August 16, 1890: Salem Academy in Harrison County Changes Name to Salem College
On August 16, 1890, Salem Academy in Harrison County changed its name to Salem College. The academy had opened its doors a year earlier with the help of the Seventh-Day Baptist denomination. One of the school’s founders was Jesse Randolph, the grandfather of future U.S. Senator and Salem alumnus Jennings Randolph.
It started with a single building on Main Street in Salem, which was in the heart of an oil boom at the time. Around 1900, a drunken mob with torches tried to burn down the college, but the school’s president backed down the rioters with a pistol and a shotgun.
Salem College flourished from the 1920s to early 1970s, adding a downtown Clarksburg campus. Dormitories and other buildings were built at Salem in the 1960s and early ‘70s.
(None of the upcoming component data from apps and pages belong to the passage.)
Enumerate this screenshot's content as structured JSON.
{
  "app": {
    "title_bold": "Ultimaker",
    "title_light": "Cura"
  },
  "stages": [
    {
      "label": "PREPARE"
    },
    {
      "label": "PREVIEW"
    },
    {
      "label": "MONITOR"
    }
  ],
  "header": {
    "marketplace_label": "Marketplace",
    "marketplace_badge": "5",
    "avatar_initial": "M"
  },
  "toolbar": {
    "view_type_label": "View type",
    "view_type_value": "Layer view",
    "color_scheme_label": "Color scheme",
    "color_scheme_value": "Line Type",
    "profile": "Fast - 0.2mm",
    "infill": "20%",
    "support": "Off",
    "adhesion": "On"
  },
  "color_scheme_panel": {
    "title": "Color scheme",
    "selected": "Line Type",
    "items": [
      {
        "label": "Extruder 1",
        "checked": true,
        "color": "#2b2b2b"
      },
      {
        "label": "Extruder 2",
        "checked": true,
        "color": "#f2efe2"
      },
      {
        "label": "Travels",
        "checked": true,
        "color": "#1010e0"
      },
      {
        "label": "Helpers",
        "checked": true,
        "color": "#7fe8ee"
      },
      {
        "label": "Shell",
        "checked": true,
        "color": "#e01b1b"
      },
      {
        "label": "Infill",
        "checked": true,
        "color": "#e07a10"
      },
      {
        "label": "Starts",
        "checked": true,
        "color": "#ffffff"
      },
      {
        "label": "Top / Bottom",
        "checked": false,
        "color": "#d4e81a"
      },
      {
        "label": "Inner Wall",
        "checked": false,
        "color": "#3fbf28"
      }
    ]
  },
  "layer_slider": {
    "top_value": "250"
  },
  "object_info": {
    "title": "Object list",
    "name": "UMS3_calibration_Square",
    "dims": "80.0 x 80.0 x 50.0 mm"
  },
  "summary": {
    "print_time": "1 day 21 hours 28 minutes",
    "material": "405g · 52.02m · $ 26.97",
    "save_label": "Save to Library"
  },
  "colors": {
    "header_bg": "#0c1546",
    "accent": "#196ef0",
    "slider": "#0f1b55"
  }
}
In 1989, Salem College affiliated with a Japanese university and changed its name to Salem-Teikyo University. Many new students enrolled from Japan and other foreign countries. Students could also take a semester of European Studies at sister campuses in Berlin and the Netherlands.
Salem disaffiliated with Teikyo in 2000 and is now called Salem University.